The composer Lutz Fahrenkrog-Petersen developed background music for an "art cage" at the exhibition, including some from a band that Banksy was allegedly a member of in his hometown of Bristol.

"It's irrelevant whether Banksy is a group or a woman. He's a phenomenon. You have to leave it at that," added Schulz in reference to an artist who generally refuses to exhibit his works in museums because he doesn't believe people should have to pay to see his art.

A painting or photo of a women with yellow hair and pink skin is held up
Banksy's Andy Warhol-inspired portrait of Kate Moss from 2005 is on show at the Rosenhang MuseumImage: Yui Mok/dpa/picture-alliance

Internal contradictions? 

Banksy might oppose the commodification of his art that addresses the political issues of our time — from refugee rights to Black Lives Matter and the climate crisis — but he is also a victim of his own success. His popularity has created "an eerie commercialism that Banksy rejects deep down," said Schultz. 

The difficult question of who Banksy is must include the discrepancy between his critique of capitalism and the millions of dollars his works generate. The street artist himself contributed to the hype, including his decision to maintain a secret identity.

In 2010, as director of the Exit Through the Gift Shop Bansky biopic, he added a chapter to his own iconography. Some might say that Banksy knows how to market himself, and therefore add value to artworks like Devolved Parliament, his painting that sold for nearly $12 million (€10.9 million) in October 2019. His Girl with Balloon, which shredded itself during an auction, also increased in value after the action despite it being a criticism of the art market.

A print of "A Girl with Balloon"
A print of "A Girl with Balloon," arguably Banksy's defining motif, is also on show Image: Bansky/Rosenhang Museum

Banksy as benefactor

The curator does not see any hypocrisy in this. "What does he do with his money?" asks Michael Schulz with a view to the Louise Michel, the Banksy-funded rescue sea vessel that picks up stranded refugees in the Mediterranean as part of the German rescue organization Sea-Watch. In a reworking of his Girl with Balloon, the artist has painted a girl wearing a life jacket and holding up a pink heart-shaped floating device on the boat (see top image). 

In July, Banksy auctioned off an art triptych and announced that the proceeds of €2.3 million ($2.8 million) would be used to build a stroke center in a Palestinian hospital in Bethlehem and to finance children rehabilitation efforts. 

The triptych had previously hung in the Bethlehem Hotel Walled Off, which mockingly advertises its view of the embattled West Bank and was co-founded by Banksy. Last Christmas, Banksy created a nativity scene on the shot-up barrier wall next door. 

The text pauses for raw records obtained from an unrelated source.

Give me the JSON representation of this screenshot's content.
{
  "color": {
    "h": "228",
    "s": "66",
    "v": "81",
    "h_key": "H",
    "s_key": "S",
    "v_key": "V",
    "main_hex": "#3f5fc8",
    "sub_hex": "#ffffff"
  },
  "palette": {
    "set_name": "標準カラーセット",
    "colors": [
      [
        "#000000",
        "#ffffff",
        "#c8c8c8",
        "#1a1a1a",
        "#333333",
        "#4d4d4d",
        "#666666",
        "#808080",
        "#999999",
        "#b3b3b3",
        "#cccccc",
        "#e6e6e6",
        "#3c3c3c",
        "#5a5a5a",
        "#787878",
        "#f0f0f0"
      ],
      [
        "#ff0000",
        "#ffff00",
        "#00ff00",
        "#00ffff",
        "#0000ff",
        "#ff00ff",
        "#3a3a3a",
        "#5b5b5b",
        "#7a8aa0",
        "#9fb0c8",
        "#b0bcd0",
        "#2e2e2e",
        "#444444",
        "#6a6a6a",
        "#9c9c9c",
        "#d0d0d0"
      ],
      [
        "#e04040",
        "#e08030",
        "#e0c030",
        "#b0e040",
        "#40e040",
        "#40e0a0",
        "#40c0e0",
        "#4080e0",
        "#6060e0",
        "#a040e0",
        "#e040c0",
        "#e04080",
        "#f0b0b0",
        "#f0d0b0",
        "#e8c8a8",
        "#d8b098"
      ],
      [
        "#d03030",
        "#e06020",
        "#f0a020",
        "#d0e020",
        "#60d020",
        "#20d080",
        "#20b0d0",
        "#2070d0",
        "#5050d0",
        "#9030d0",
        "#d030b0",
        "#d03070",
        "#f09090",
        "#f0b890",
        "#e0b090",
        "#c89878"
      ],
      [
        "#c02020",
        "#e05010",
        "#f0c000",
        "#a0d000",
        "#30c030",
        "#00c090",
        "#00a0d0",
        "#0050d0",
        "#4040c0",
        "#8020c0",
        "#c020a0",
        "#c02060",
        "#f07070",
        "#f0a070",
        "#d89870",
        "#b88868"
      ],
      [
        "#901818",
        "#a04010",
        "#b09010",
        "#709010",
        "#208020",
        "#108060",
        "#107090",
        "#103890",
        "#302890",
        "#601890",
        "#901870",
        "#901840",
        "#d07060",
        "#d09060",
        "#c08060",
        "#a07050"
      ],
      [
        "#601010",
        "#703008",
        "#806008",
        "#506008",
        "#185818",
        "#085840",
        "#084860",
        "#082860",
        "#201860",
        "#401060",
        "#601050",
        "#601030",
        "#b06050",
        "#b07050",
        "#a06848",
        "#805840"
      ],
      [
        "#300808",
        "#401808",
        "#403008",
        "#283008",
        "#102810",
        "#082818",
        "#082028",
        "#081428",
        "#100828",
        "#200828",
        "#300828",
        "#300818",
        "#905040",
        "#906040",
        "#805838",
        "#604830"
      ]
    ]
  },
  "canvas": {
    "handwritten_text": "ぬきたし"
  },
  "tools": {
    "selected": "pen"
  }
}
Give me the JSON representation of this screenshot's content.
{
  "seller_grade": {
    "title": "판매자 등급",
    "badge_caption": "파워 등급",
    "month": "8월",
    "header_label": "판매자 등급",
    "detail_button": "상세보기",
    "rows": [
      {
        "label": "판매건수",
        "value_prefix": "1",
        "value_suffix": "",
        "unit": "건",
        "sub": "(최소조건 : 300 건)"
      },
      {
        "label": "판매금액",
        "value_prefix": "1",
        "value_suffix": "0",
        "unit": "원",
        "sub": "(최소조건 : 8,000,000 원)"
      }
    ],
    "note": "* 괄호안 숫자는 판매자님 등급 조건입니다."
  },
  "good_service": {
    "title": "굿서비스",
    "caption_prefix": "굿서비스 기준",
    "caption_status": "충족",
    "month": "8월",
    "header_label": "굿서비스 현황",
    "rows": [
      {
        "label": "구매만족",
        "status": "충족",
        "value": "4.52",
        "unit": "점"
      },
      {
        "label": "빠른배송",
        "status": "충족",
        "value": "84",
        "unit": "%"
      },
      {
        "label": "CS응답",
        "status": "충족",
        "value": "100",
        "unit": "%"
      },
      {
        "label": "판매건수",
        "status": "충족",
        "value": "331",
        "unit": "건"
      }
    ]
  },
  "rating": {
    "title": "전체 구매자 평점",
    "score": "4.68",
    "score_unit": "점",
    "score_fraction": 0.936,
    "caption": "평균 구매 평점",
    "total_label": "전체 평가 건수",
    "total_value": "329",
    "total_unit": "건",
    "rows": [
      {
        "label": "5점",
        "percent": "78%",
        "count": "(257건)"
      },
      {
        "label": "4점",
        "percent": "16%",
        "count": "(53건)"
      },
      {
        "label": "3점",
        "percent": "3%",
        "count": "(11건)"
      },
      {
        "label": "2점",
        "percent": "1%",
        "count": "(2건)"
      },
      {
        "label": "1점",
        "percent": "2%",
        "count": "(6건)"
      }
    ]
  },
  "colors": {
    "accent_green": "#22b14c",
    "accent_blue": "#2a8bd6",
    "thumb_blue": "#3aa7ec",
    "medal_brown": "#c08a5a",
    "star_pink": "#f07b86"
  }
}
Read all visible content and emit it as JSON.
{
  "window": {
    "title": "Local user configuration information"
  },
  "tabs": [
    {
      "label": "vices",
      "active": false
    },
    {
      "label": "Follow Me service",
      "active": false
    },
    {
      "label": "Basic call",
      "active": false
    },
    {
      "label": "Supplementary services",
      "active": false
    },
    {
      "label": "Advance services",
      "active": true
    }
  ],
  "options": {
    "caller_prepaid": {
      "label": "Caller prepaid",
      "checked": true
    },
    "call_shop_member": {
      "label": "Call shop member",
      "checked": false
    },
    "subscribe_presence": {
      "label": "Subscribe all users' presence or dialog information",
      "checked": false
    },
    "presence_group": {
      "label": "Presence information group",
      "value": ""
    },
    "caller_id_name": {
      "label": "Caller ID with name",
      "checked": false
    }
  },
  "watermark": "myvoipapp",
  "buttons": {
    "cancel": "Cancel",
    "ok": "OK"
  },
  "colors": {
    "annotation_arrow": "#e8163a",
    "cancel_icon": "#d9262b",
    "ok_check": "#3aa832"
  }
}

Banksy has also reacted to the coronavirus pandemic with a stencil of rats in the London Underground that promoted mask wearing. And in May he left a work of art in a hospital in Southampton as a thank you to the nursing staff. The painting is to be auctioned off for a good cause in the Northern Hemisphere's fall months.

No to copyright, yes to trademark

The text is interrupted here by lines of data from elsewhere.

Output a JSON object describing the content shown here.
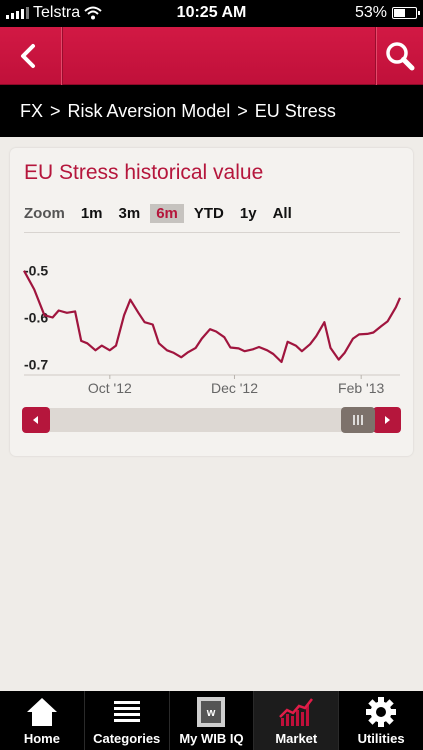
{
  "status_bar": {
    "carrier": "Telstra",
    "time": "10:25 AM",
    "battery_percent": "53%",
    "battery_level": 0.53
  },
  "navbar": {
    "back_icon": "chevron-left-icon",
    "search_icon": "search-icon"
  },
  "breadcrumb": {
    "items": [
      "FX",
      "Risk Aversion Model",
      "EU Stress"
    ],
    "separator": ">"
  },
  "card": {
    "title": "EU Stress historical value",
    "zoom_label": "Zoom",
    "zoom_options": [
      "1m",
      "3m",
      "6m",
      "YTD",
      "1y",
      "All"
    ],
    "zoom_selected": "6m"
  },
  "chart_data": {
    "type": "line",
    "title": "",
    "xlabel": "",
    "ylabel": "",
    "y_ticks": [
      "-0.5",
      "-0.6",
      "-0.7"
    ],
    "x_ticks": [
      "Oct '12",
      "Dec '12",
      "Feb '13"
    ],
    "ylim": [
      -0.71,
      -0.49
    ],
    "x_range": [
      "2012-08-20",
      "2013-02-20"
    ],
    "x_tick_dates": [
      "2012-10-01",
      "2012-12-01",
      "2013-02-01"
    ],
    "grid": false,
    "series": [
      {
        "color": "#a0153e",
        "x": [
          "2012-08-20",
          "2012-08-25",
          "2012-08-30",
          "2012-09-03",
          "2012-09-06",
          "2012-09-10",
          "2012-09-14",
          "2012-09-17",
          "2012-09-20",
          "2012-09-24",
          "2012-09-27",
          "2012-10-01",
          "2012-10-04",
          "2012-10-08",
          "2012-10-11",
          "2012-10-15",
          "2012-10-18",
          "2012-10-22",
          "2012-10-25",
          "2012-10-29",
          "2012-11-01",
          "2012-11-05",
          "2012-11-08",
          "2012-11-12",
          "2012-11-15",
          "2012-11-19",
          "2012-11-22",
          "2012-11-26",
          "2012-11-29",
          "2012-12-03",
          "2012-12-06",
          "2012-12-10",
          "2012-12-13",
          "2012-12-17",
          "2012-12-20",
          "2012-12-24",
          "2012-12-27",
          "2012-12-31",
          "2013-01-03",
          "2013-01-07",
          "2013-01-10",
          "2013-01-14",
          "2013-01-17",
          "2013-01-21",
          "2013-01-24",
          "2013-01-28",
          "2013-01-31",
          "2013-02-04",
          "2013-02-07",
          "2013-02-11",
          "2013-02-14",
          "2013-02-18",
          "2013-02-20"
        ],
        "values": [
          -0.5,
          -0.54,
          -0.595,
          -0.6,
          -0.585,
          -0.59,
          -0.587,
          -0.65,
          -0.655,
          -0.67,
          -0.66,
          -0.67,
          -0.66,
          -0.595,
          -0.562,
          -0.59,
          -0.61,
          -0.615,
          -0.655,
          -0.67,
          -0.675,
          -0.685,
          -0.675,
          -0.665,
          -0.645,
          -0.625,
          -0.63,
          -0.642,
          -0.664,
          -0.666,
          -0.672,
          -0.668,
          -0.663,
          -0.67,
          -0.678,
          -0.695,
          -0.652,
          -0.66,
          -0.672,
          -0.657,
          -0.64,
          -0.61,
          -0.665,
          -0.69,
          -0.675,
          -0.645,
          -0.636,
          -0.635,
          -0.632,
          -0.618,
          -0.608,
          -0.578,
          -0.558
        ]
      }
    ]
  },
  "tabbar": {
    "tabs": [
      {
        "label": "Home",
        "icon": "home-icon"
      },
      {
        "label": "Categories",
        "icon": "list-icon"
      },
      {
        "label": "My WIB IQ",
        "icon": "wib-badge-icon"
      },
      {
        "label": "Market",
        "icon": "market-chart-icon"
      },
      {
        "label": "Utilities",
        "icon": "gear-icon"
      }
    ],
    "active": "Market"
  }
}
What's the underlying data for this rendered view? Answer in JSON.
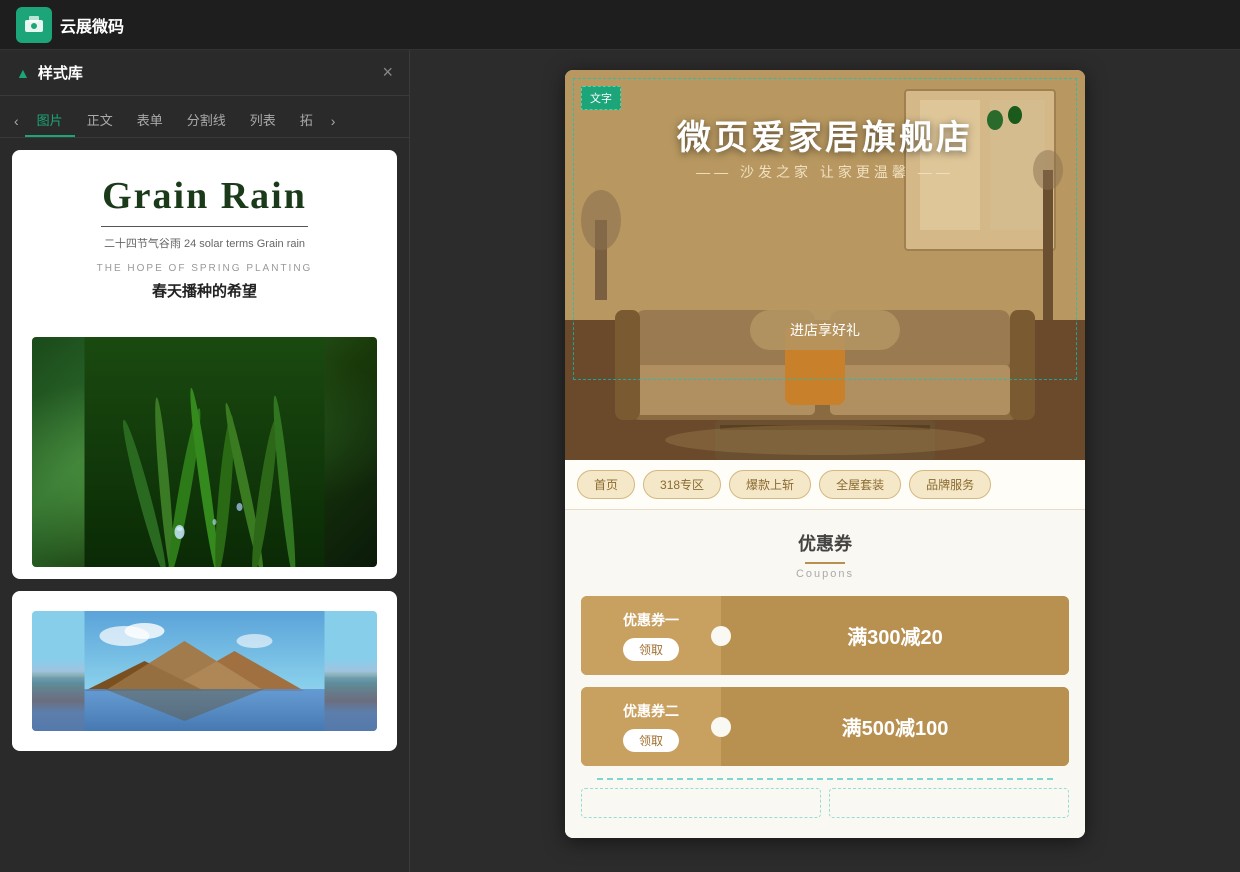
{
  "app": {
    "name": "云展微码",
    "logo_icon": "🖥"
  },
  "panel": {
    "title": "样式库",
    "close_label": "×",
    "tabs": [
      {
        "label": "图片",
        "active": true
      },
      {
        "label": "正文"
      },
      {
        "label": "表单"
      },
      {
        "label": "分割线"
      },
      {
        "label": "列表"
      },
      {
        "label": "拓"
      }
    ],
    "nav_prev": "‹",
    "nav_next": "›"
  },
  "template_card1": {
    "title": "Grain Rain",
    "subtitle": "二十四节气谷雨 24  solar terms Grain rain",
    "en_label": "THE HOPE OF SPRING PLANTING",
    "cn_label": "春天播种的希望",
    "image_alt": "grain rain grass with water drops"
  },
  "template_card2": {
    "image_alt": "mountain landscape"
  },
  "preview": {
    "hero": {
      "text_badge": "文字",
      "main_title": "微页爱家居旗舰店",
      "subtitle": "—— 沙发之家 让家更温馨 ——",
      "cta_label": "进店享好礼"
    },
    "nav_tabs": [
      {
        "label": "首页"
      },
      {
        "label": "318专区"
      },
      {
        "label": "爆款上斩"
      },
      {
        "label": "全屋套装"
      },
      {
        "label": "品牌服务"
      }
    ],
    "coupons": {
      "section_title": "优惠券",
      "section_subtitle": "Coupons",
      "items": [
        {
          "name": "优惠券一",
          "btn_label": "领取",
          "amount": "满300减20"
        },
        {
          "name": "优惠券二",
          "btn_label": "领取",
          "amount": "满500减100"
        }
      ]
    }
  }
}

"Copyright is for losers" was the stenciled motto the street artist was long known for. But in 2014, he decided to register his legendary street art work Flower Thrower, created in the West Bank in 2005, as a EU trademark. In 2019, a British company that sold postcards with the motif successfully appealed against the artist's trademark rights.

The EU's intellectual property office recently upheld the decision by stating that Banksy was keeping his identity secret and had repeatedly spoken out against copyright in the past.

"He certainly hasn't changed his mind," said Michael Schulz. "Banksy simply wanted to avoid anyone making money with his work." It also seems certain that he will continue to keep his identity secret, trademark or not.  

Banksy feels that his art should ultimately belong to everyone. But when asking Who the f*** is Banksy?, it seems his identity will always remain his personal property. 

Who the f*** is Banksy? runs September 26 through November 15, 2020, at the Rosenhang Museum in Hesse, Germany. 

This article was originally written in German and has been adapted into English by Stuart Braun